* **WHAT YOU SHOULD DO**: Repeat the entries exactly, keeping every line as it is.
#### RECORDS FOR THIS EXERCISE
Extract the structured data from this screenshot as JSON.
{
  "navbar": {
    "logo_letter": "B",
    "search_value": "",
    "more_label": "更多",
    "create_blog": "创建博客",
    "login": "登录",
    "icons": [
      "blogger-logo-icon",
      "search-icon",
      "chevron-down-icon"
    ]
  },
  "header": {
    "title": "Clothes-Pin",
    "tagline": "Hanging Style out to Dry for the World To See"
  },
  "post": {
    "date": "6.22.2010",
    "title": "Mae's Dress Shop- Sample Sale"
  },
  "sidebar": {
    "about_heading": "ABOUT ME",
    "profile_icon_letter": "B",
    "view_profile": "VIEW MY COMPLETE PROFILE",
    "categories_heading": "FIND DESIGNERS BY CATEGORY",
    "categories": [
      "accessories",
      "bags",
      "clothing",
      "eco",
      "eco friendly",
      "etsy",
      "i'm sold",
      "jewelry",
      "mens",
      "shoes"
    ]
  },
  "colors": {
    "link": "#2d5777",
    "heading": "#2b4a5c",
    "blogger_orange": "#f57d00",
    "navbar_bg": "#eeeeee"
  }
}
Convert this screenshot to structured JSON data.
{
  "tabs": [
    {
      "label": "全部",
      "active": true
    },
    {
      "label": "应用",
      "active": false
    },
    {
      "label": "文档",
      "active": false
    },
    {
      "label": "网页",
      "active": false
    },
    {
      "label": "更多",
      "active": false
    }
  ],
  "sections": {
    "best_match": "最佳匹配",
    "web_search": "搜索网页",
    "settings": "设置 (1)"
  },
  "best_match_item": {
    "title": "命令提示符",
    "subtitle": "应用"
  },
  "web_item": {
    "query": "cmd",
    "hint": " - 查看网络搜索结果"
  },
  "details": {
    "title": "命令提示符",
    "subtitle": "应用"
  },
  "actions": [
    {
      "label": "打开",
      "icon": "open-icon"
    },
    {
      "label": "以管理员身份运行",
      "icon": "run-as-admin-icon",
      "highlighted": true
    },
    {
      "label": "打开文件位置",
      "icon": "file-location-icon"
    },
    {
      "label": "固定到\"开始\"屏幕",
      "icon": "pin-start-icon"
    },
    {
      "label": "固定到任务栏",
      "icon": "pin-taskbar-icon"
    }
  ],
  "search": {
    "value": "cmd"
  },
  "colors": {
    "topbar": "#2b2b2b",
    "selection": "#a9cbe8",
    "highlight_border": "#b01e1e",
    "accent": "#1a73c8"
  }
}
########
* **RESPONSE BELOW**:
Extract the structured data from this screenshot as JSON.
{
  "navbar": {
    "logo_letter": "B",
    "search_value": "",
    "more_label": "更多",
    "create_blog": "创建博客",
    "login": "登录",
    "icons": [
      "blogger-logo-icon",
      "search-icon",
      "chevron-down-icon"
    ]
  },
  "header": {
    "title": "Clothes-Pin",
    "tagline": "Hanging Style out to Dry for the World To See"
  },
  "post": {
    "date": "6.22.2010",
    "title": "Mae's Dress Shop- Sample Sale"
  },
  "sidebar": {
    "about_heading": "ABOUT ME",
    "profile_icon_letter": "B",
    "view_profile": "VIEW MY COMPLETE PROFILE",
    "categories_heading": "FIND DESIGNERS BY CATEGORY",
    "categories": [
      "accessories",
      "bags",
      "clothing",
      "eco",
      "eco friendly",
      "etsy",
      "i'm sold",
      "jewelry",
      "mens",
      "shoes"
    ]
  },
  "colors": {
    "link": "#2d5777",
    "heading": "#2b4a5c",
    "blogger_orange": "#f57d00",
    "navbar_bg": "#eeeeee"
  }
}
Convert this screenshot to structured JSON data.
{
  "tabs": [
    {
      "label": "全部",
      "active": true
    },
    {
      "label": "应用",
      "active": false
    },
    {
      "label": "文档",
      "active": false
    },
    {
      "label": "网页",
      "active": false
    },
    {
      "label": "更多",
      "active": false
    }
  ],
  "sections": {
    "best_match": "最佳匹配",
    "web_search": "搜索网页",
    "settings": "设置 (1)"
  },
  "best_match_item": {
    "title": "命令提示符",
    "subtitle": "应用"
  },
  "web_item": {
    "query": "cmd",
    "hint": " - 查看网络搜索结果"
  },
  "details": {
    "title": "命令提示符",
    "subtitle": "应用"
  },
  "actions": [
    {
      "label": "打开",
      "icon": "open-icon"
    },
    {
      "label": "以管理员身份运行",
      "icon": "run-as-admin-icon",
      "highlighted": true
    },
    {
      "label": "打开文件位置",
      "icon": "file-location-icon"
    },
    {
      "label": "固定到\"开始\"屏幕",
      "icon": "pin-start-icon"
    },
    {
      "label": "固定到任务栏",
      "icon": "pin-taskbar-icon"
    }
  ],
  "search": {
    "value": "cmd"
  },
  "colors": {
    "topbar": "#2b2b2b",
    "selection": "#a9cbe8",
    "highlight_border": "#b01e1e",
    "accent": "#1a73c8"
  }
}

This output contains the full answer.